Dipl.-Biol. Uwe Heinrich

Scientific Background

It is generally assumed that approximately 50–70% of all embryos perish unnoticed, and that 15% of all noticed pregnancies result in spontaneous abortion. Approx. 50% of these spontaneous abortions are due to chromosomal changes, in most cases numerical aberrations (especially trisomies) that can be usually traced back to a defect in distribution of the chromosomes during maternal meiosis. The age of the women plays a major role. Recent studies could demonstrate numerical aberrations in 20–30 % of all hormonally stimulated oocytes in the context of artificial reproductive techniques.

Besides chromosomal aberrations, exogenous or predisposing genetic factors have an influence on early pregnancy, such as disorders of the coagulation and immune system (antiphospholipid syndrome, factor V-Leiden polymorphism, increase in NK cell activity, subclinical autoimmune disease etc.).

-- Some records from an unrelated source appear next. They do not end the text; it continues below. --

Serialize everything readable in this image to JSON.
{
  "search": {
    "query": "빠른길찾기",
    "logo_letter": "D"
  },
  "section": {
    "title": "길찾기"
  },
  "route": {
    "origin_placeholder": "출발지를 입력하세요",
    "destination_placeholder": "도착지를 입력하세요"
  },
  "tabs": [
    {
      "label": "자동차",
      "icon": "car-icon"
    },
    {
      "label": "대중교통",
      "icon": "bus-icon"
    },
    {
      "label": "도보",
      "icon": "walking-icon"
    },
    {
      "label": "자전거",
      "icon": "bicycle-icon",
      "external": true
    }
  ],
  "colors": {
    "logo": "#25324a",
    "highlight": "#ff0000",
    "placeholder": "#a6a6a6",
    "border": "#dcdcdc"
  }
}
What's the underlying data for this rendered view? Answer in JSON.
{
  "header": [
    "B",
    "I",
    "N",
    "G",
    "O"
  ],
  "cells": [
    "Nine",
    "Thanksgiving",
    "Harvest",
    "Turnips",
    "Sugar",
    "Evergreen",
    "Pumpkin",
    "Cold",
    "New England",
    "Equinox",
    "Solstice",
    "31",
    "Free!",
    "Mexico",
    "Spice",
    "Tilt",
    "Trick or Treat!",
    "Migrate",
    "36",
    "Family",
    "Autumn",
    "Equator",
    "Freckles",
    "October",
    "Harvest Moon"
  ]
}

After two or more cytogenetically unexplained miscarriages, both partners should undergo chromosomal analysis to rule out a balanced parental chromosome rearrangement.